A POST FROM A POET FRIEND INDEED

Re: Frank Corcoran’s compositional accomplishments :

I know this is from last year, but thinking back on his sublime Music for the Book of Kells and Trauerfelder/Goirt an Bhróin/Fields of Sorrow at the Hugh Lane Gallery last December, which reduced members of the audience (including this scribe) to tears, I really think his international recognition should be more widely known in Ireland. Yes, it’s ‘Art Music.’ Yes, it may take a few listens to adjust the ear. But the rewards are great. I’m rather proud he’s my third cousin! He will be 70 this year, so it’s no better time to discover him if you haven’t already.
Frank Corcoran awarded prestigious IFCM choral composition prize

THE USUAL WATERSHED

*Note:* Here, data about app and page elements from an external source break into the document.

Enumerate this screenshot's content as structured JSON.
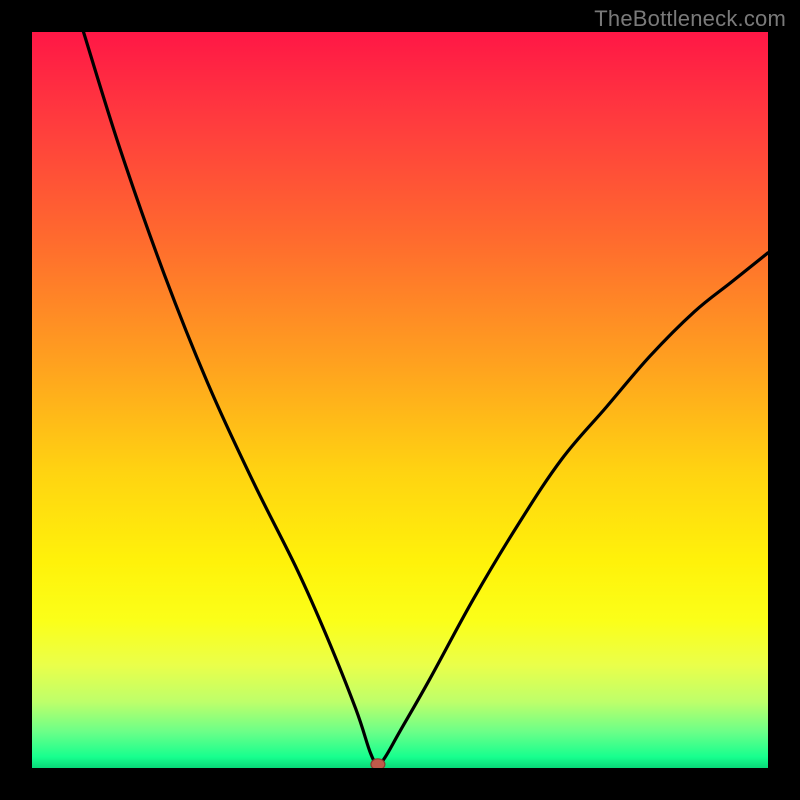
{
  "watermark": "TheBottleneck.com",
  "colors": {
    "frame": "#000000",
    "curve": "#000000",
    "marker_fill": "#c05a4a",
    "marker_stroke": "#8a3a30",
    "gradient": [
      {
        "offset": 0.0,
        "color": "#ff1746"
      },
      {
        "offset": 0.12,
        "color": "#ff3b3e"
      },
      {
        "offset": 0.28,
        "color": "#ff6a2e"
      },
      {
        "offset": 0.45,
        "color": "#ffa11f"
      },
      {
        "offset": 0.6,
        "color": "#ffd411"
      },
      {
        "offset": 0.72,
        "color": "#fff20a"
      },
      {
        "offset": 0.8,
        "color": "#fbff19"
      },
      {
        "offset": 0.86,
        "color": "#eaff4a"
      },
      {
        "offset": 0.91,
        "color": "#beff6a"
      },
      {
        "offset": 0.95,
        "color": "#6dff88"
      },
      {
        "offset": 0.985,
        "color": "#17ff8e"
      },
      {
        "offset": 1.0,
        "color": "#08d878"
      }
    ]
  },
  "chart_data": {
    "type": "line",
    "title": "",
    "xlabel": "",
    "ylabel": "",
    "xlim": [
      0,
      100
    ],
    "ylim": [
      0,
      100
    ],
    "grid": false,
    "legend": false,
    "note": "V-shaped bottleneck curve; minimum (≈0) at x≈47. Left branch starts near y≈100 at x≈7 and descends with decreasing steepness to the minimum; right branch rises concavely to y≈70 at x≈100.",
    "x": [
      7,
      12,
      18,
      24,
      30,
      36,
      40,
      44,
      46,
      47,
      48,
      50,
      54,
      60,
      66,
      72,
      78,
      84,
      90,
      95,
      100
    ],
    "y": [
      100,
      84,
      67,
      52,
      39,
      27,
      18,
      8,
      2,
      0.5,
      1.5,
      5,
      12,
      23,
      33,
      42,
      49,
      56,
      62,
      66,
      70
    ],
    "marker": {
      "x": 47,
      "y": 0.5
    }
  }
}
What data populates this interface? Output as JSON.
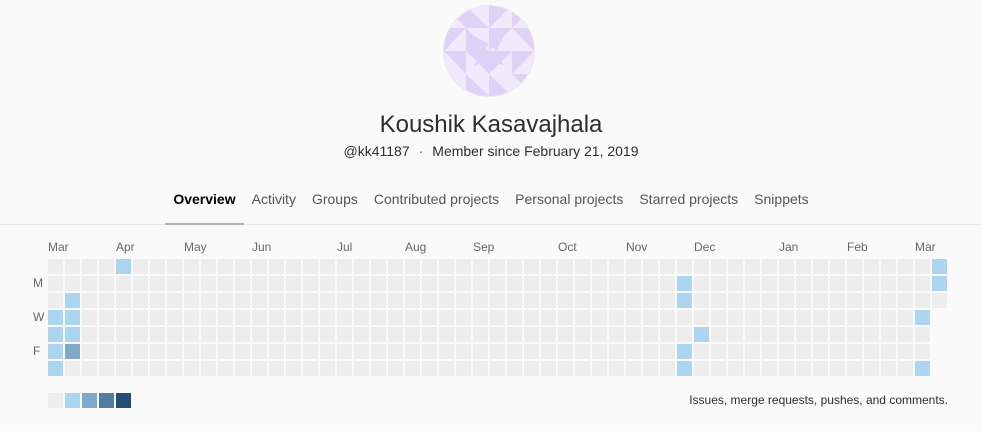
{
  "profile": {
    "name": "Koushik Kasavajhala",
    "username": "@kk41187",
    "separator": "·",
    "member_since": "Member since February 21, 2019",
    "avatar_icon": "identicon-avatar",
    "avatar_color": "#e0d2f7"
  },
  "tabs": [
    {
      "label": "Overview",
      "active": true
    },
    {
      "label": "Activity",
      "active": false
    },
    {
      "label": "Groups",
      "active": false
    },
    {
      "label": "Contributed projects",
      "active": false
    },
    {
      "label": "Personal projects",
      "active": false
    },
    {
      "label": "Starred projects",
      "active": false
    },
    {
      "label": "Snippets",
      "active": false
    }
  ],
  "calendar": {
    "months": [
      {
        "label": "Mar",
        "week": 0
      },
      {
        "label": "Apr",
        "week": 4
      },
      {
        "label": "May",
        "week": 8
      },
      {
        "label": "Jun",
        "week": 12
      },
      {
        "label": "Jul",
        "week": 17
      },
      {
        "label": "Aug",
        "week": 21
      },
      {
        "label": "Sep",
        "week": 25
      },
      {
        "label": "Oct",
        "week": 30
      },
      {
        "label": "Nov",
        "week": 34
      },
      {
        "label": "Dec",
        "week": 38
      },
      {
        "label": "Jan",
        "week": 43
      },
      {
        "label": "Feb",
        "week": 47
      },
      {
        "label": "Mar",
        "week": 51
      }
    ],
    "day_labels": [
      {
        "label": "M",
        "row": 1
      },
      {
        "label": "W",
        "row": 3
      },
      {
        "label": "F",
        "row": 5
      }
    ],
    "weeks": 53,
    "last_week_days": 3,
    "level_colors": [
      "#ededed",
      "#acd5f2",
      "#7fa8c9",
      "#527ba0",
      "#254e77"
    ],
    "active_days": [
      {
        "week": 0,
        "day": 3,
        "level": 1
      },
      {
        "week": 0,
        "day": 4,
        "level": 1
      },
      {
        "week": 0,
        "day": 5,
        "level": 1
      },
      {
        "week": 0,
        "day": 6,
        "level": 1
      },
      {
        "week": 1,
        "day": 2,
        "level": 1
      },
      {
        "week": 1,
        "day": 3,
        "level": 1
      },
      {
        "week": 1,
        "day": 4,
        "level": 1
      },
      {
        "week": 1,
        "day": 5,
        "level": 2
      },
      {
        "week": 4,
        "day": 0,
        "level": 1
      },
      {
        "week": 37,
        "day": 1,
        "level": 1
      },
      {
        "week": 37,
        "day": 2,
        "level": 1
      },
      {
        "week": 37,
        "day": 5,
        "level": 1
      },
      {
        "week": 37,
        "day": 6,
        "level": 1
      },
      {
        "week": 38,
        "day": 4,
        "level": 1
      },
      {
        "week": 51,
        "day": 3,
        "level": 1
      },
      {
        "week": 51,
        "day": 6,
        "level": 1
      },
      {
        "week": 52,
        "day": 0,
        "level": 1
      },
      {
        "week": 52,
        "day": 1,
        "level": 1
      }
    ],
    "legend_text": "Issues, merge requests, pushes, and comments."
  }
}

The usual watershed.
Where’ll I go from here , new big work or small ?
Writing and hearing and recording the 8 DUETTI IRLANDESI for Cello and Piano for the new CD, “Rhapsodic
Celli”, whetted the appetite , first of all, for Corcoran Lite pieces, for the minor art.
The new Piano
Trio is small in its proportions and only 3 instruments ( Piano, Cello plus tawny viola – a far cry from
my 1977 lonely act of courage with that First Piano Trio ( plus Violin, of course ) .
2018 in Blankenese, Hamburg , will be the premiere of 5 LIEDER with Corcoran texts. also an important trigger of future work.

Nov. 2 of this year in Dublin’s the ( exciting ) premiere of Piccolo Quartetto Filarmonico with Malachy Robinson’s double-bass and cello, viola, violin line-up. We are back to macrocounterpoint .

Small work makes big work. I am very excited at the 2019 New York NORTH SOUTH Premiere of a new Clarinet
Concerto. Shhh !

I think the pipelining of MY ALTO RHAPSODIES for Alto and ( yes ! ) Orchestra may yet set off the explosion. I know the premiere of the Cello Concerto and my re-discovery of “Rhapsodic Bowing” for 8 Celli did ( both adorn that new CD ) .

One thing leads to another. One formal sonic conquest triggers off another.
The new String Quartet is great,
each of its 3 movements like reinforced steel.
So keep the head in the great heat of July.
Keep the head.
Keep it cool.

AMERICAN JOURNAL OF IRISH STUDIES

Tuesday, January 15, 2008
Mar a Dúirt an Chrotach

Bhuaileas le Frank Corcoran roimh na Nollaig. Bhí sé anseo i Nua Eabhrac ag tabhairt léachta agus cuireadh in aithne mé leis ansin. Is ceoltóir é, tá cáil nach beag idirnáisiúnta air, cumadóir san aicme clasaiceach ar a tugtar Art Music sa Bhéarla. Tá bua na dteangacha aige chomh maith, níl a fhios agam cé mhead teanga atá aige. Is as Borrisokane, Co. Tiobraid Árann é ach bhog sé go dtí an Ghearmáin blianta ó shin agus anois tá lucht éisteachta aige ar fud an domhan.